Mallorcan Coca (freshly made Spanish flatbread) with Honeyed Onions, Pine Nuts and Currants

Pan-Roast of Cod with Tomatoes and Chorizo
Fragrant Rice and Vermicelli Saffron-Citrus Pilau
Mixed Chicories with Green Apple, Marcona Almonds, Manchego and Lemon-Caper Vinaigrette

Bittersweet Chocolate-Orange-Almond Turron with Lightly Whipped Cream

A number of you have begged me to teach a Spanish class.  Aiming to please, I’ve combined a few of my favorite Iberian dishes into a single, very Spanish menu for early spring.  The first course is a coca, the closest thing Spain has to pizza. Cocas are often served as part of a tapas selection though I also like to pair a coca with a salad for a light lunch main.
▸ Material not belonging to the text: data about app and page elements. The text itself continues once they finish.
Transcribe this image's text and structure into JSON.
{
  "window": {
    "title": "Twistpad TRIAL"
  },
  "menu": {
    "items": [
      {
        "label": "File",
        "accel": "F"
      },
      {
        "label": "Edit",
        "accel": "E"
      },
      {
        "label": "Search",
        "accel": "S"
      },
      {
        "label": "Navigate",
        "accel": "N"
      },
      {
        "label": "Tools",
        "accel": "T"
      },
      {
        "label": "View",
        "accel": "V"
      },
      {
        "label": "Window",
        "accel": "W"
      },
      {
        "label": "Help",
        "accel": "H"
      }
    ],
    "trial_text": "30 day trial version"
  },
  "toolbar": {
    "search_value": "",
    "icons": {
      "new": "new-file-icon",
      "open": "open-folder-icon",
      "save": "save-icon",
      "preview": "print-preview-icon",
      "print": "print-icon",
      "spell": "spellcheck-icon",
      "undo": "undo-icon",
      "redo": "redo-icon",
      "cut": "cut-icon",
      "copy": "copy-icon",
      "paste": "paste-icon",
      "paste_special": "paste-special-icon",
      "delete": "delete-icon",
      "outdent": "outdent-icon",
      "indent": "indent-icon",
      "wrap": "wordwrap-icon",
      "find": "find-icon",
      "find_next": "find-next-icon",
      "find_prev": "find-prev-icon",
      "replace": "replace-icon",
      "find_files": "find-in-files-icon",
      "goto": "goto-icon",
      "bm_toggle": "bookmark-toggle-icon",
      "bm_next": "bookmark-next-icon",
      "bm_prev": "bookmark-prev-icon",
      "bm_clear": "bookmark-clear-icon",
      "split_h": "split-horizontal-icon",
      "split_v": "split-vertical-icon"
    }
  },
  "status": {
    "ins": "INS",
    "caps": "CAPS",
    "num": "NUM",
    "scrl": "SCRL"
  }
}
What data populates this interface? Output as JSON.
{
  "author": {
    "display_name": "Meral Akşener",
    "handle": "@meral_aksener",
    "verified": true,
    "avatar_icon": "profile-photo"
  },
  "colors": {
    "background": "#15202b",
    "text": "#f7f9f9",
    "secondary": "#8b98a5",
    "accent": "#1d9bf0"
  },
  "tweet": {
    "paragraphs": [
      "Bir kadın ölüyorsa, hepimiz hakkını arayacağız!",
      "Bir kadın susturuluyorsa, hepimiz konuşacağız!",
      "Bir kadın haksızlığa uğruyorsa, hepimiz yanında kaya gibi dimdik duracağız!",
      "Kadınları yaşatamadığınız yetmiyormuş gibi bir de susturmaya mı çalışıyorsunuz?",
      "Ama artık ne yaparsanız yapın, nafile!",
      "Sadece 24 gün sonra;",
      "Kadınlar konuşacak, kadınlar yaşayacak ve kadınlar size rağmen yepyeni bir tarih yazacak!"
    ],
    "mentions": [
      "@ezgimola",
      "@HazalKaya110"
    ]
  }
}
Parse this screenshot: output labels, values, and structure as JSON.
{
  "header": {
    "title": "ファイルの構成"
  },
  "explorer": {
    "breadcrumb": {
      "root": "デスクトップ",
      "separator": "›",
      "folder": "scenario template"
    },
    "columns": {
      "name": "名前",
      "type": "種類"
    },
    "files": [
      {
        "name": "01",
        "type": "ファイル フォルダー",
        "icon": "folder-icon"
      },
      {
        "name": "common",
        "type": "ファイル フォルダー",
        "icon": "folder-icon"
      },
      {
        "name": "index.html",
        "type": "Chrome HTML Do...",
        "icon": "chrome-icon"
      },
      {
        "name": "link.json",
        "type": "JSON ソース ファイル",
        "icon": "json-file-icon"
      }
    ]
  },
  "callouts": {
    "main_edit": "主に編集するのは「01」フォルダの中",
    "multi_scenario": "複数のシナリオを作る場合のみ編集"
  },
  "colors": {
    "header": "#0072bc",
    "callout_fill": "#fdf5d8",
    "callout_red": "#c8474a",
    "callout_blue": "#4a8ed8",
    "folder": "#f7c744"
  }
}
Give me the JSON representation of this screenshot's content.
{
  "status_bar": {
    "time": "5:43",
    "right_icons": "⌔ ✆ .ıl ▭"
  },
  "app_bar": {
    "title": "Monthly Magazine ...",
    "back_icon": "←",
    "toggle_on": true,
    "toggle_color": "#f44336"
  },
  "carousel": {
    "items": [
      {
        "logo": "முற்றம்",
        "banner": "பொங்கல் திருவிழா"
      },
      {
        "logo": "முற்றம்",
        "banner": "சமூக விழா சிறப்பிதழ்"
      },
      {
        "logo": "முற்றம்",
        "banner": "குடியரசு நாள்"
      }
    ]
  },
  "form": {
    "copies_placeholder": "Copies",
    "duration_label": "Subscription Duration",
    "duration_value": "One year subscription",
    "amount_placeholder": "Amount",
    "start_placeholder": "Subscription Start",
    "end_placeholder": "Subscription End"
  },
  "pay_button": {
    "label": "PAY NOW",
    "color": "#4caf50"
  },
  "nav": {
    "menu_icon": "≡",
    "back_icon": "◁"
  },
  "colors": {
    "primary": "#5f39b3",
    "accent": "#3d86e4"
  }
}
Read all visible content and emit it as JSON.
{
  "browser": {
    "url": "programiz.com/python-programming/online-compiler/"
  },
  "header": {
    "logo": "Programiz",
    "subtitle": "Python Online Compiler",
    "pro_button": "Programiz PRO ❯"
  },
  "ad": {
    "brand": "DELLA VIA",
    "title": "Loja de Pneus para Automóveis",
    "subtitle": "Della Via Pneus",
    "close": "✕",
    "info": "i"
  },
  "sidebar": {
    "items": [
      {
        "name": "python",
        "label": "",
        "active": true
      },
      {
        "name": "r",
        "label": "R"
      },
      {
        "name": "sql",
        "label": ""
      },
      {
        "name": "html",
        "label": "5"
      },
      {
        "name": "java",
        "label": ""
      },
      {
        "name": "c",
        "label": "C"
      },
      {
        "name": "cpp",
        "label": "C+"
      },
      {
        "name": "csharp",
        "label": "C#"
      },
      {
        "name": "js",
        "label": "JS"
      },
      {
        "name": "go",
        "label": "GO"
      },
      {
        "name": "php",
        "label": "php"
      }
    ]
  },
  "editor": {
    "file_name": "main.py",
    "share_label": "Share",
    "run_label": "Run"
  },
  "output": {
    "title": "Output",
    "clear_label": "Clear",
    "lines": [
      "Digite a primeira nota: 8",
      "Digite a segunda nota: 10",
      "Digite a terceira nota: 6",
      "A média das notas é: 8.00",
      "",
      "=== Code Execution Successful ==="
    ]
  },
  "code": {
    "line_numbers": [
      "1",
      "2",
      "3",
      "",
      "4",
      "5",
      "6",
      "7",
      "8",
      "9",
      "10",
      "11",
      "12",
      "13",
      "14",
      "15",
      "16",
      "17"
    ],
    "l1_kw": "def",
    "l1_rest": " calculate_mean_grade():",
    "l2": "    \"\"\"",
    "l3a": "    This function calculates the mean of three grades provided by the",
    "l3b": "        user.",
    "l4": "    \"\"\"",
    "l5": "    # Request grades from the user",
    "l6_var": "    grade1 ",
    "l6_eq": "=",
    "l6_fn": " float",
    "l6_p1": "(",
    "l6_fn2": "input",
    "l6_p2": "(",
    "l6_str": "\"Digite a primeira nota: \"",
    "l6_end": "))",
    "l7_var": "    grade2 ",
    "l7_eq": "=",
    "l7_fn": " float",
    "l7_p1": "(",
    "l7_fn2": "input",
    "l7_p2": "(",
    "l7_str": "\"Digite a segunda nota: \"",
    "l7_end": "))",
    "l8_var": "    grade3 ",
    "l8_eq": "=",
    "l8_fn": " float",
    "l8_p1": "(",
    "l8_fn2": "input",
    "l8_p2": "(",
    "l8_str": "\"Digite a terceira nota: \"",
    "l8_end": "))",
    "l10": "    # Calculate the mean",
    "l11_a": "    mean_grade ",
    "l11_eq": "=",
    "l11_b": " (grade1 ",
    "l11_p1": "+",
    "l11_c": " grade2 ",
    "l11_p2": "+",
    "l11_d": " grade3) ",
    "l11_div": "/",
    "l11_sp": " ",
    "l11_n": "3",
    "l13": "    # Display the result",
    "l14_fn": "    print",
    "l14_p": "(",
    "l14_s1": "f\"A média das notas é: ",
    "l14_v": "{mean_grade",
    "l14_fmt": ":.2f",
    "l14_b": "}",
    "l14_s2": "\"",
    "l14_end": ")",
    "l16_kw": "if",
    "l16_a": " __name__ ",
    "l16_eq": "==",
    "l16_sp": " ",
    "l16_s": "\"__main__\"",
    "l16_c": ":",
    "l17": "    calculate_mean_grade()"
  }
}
In class, we’ll be serving the onion coca as a rustic starter.

The dough for this particular coca is not yeast-based and thus requires no rising and is a snap to make. By partially baking the dough before the onion topping is added, we’ll reduce sogginess and end up with something somewhat closer to flatbread than pizza. Those of you who prefer a more savory starter can omit the honey and top the onions with sausage, salami, sardines or anchovies before baking. Cocas can handily be served hot, warm or at room temperature.

The following cod and chorizo course is both easy and delicious, its heady flavors coming primarily from the chorizo. Thin slices of sausage are warmed and then pieces of fish and cherry tomatoes are browned in the rendered fat. That’s all there is to it other than a squeeze of lemon and lots of fresh parsley, mint and marjoram.

A rice and vermicelli pilaf — fragrant with cardamom, cinnamon, saffron, cloves, anise and citrus — provides an ideal side dish to serve with the tasty pan sauce created by the rendered juices. The less traditionally minded can serve this cod dish with grits or crispy polenta cakes instead of with rice.

A fresh salad of mixed chicories, endive, Spanish Marcona almonds, and Manchego served alongside beautifully balances out the rich flavors of sausage and fish while the tangy lemon-caper vinaigrette lightens and brightens the entire plate.

And a bit of lightness is not a bad thing as dessert is very rich (but also utterly divine). Though I became acquainted with Spanish Turrons more recently, they are almost identical to the Italian Torrones that I’ve been making ( and loving) for years. This Chocolate-Orange Turron is a folding together of chocolate, Grand Marnier, sugar, orange zest, whipped egg whites, ground almonds and crunchy cookies. The mixture is poured into a loaf pan, chilled, unmolded and served cold with whipped cream. Food for the gods.

To register for this class: http://bit.ly/CocaMenu

© Copyright - Gail Monaghan